Nostalgia and Continued Interest in 1970s Weed
Nostalgia for the 1970s has led to a renewed interest in the weed culture of that time. Retro sativa landrace strains and vintage paraphernalia have become popular among both old and new cannabis users.
This ongoing fascination reaffirms the historical relevance of 1970s weed culture.
Cultural and Social Impact on the Perception of Marijuana
The 1970s also laid the groundwork for the social acceptance of marijuana. The decade’s liberal attitudes towards weed have helped destigmatize its use, altering public perception.
As a result, we have witnessed the increasing normalization and legalization of weed in various parts of the world. Overall, the cultural and social impact of this era continues to shape our understanding and acceptance of cannabis today.
To sum it up, the 1970s brought a major shift in cannabis culture that still has an impact today.
It was a time when cannabis became widely embraced by counterculture movements and discussions about its medicinal properties began.
The 70s weed culture was also marked by influential figures, music, and social change, showing a greater openness to new experiences and perspectives.
This era’s legacy continues to shape our current cannabis policies, attitudes, and usage — even if the weed today is a bit stronger. It’s an intriguing history that invites us to explore our personal connections to this transformative time.
Frequently Asked Questions
1. What kind of weed did they smoke in the 70s?
In the 1970s, the most high potency strain was known as “Columbian Gold.”
Originating from—you guessed it—Colombia, this landrace sativa strain was among the most potent strains, widely sought after for its high THC content compared to other options available at the time.
This variety was defined by its golden hue and distinctive sweet aroma.

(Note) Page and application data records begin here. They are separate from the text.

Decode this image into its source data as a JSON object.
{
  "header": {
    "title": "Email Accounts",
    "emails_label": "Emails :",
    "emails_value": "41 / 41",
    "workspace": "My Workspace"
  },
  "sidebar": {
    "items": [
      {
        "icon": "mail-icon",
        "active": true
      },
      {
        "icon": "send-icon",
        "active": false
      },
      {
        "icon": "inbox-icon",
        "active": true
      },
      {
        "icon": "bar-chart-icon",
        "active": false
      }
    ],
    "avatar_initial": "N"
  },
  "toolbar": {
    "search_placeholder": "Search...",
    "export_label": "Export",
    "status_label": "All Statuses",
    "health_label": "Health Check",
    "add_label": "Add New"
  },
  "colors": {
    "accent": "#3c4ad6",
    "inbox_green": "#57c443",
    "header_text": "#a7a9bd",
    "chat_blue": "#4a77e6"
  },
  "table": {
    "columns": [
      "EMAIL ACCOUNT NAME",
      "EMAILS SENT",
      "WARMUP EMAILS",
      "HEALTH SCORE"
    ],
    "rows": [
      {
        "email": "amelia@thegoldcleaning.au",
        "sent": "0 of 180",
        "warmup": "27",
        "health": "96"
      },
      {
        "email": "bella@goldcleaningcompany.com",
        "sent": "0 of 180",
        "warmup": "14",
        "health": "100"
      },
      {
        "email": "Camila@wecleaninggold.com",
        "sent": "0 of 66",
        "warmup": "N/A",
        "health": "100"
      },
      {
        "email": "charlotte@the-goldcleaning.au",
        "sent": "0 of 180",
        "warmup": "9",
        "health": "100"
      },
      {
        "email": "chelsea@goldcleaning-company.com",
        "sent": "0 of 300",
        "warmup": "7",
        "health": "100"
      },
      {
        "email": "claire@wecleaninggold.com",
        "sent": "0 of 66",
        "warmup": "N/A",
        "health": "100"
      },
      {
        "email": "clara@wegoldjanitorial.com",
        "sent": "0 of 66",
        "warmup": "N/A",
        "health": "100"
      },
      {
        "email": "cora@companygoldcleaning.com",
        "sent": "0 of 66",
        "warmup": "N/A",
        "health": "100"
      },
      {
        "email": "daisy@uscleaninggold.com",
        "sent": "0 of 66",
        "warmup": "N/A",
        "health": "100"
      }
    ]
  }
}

Other popular strains during this era included Acapulco Gold, Panama Red, and Thai Sticks. However, it’s crucial to note that the potency of these strains was much lower than many modern-day cannabis strains such as Northern Lights, Purple Thai, and other tropical-sounding strains.
2. What was good weed called in the 70s?
In the 1970s, high-quality cannabis consumed was often referred to as “Sinsemilla.” The term, derived from Spanish, means “without seeds” and was used to describe potent, seedless cannabis.
3. What was the most popular weed in the 70s?
In the 1970s, the most popular strain of cannabis, or ‘weed’, was a thing called Acapulco Gold. Originating from the areas around Acapulco, Mexico, this cannabis strain was renowned for its potency and unique color. Its popularity surged due to its high THC content and characteristic golden hue, with a reputation that spread across the United States and beyond.
4. What was the average potency amount of weed in the 1970s?
In the 1970s, the potency of cannabis was significantly lower than today’s cannabis products. On average, the THC content was typically around 1-2%. It was a period before the arrival of sophisticated cultivation techniques and genetic manipulation that led to the higher potency strains we see in the current market.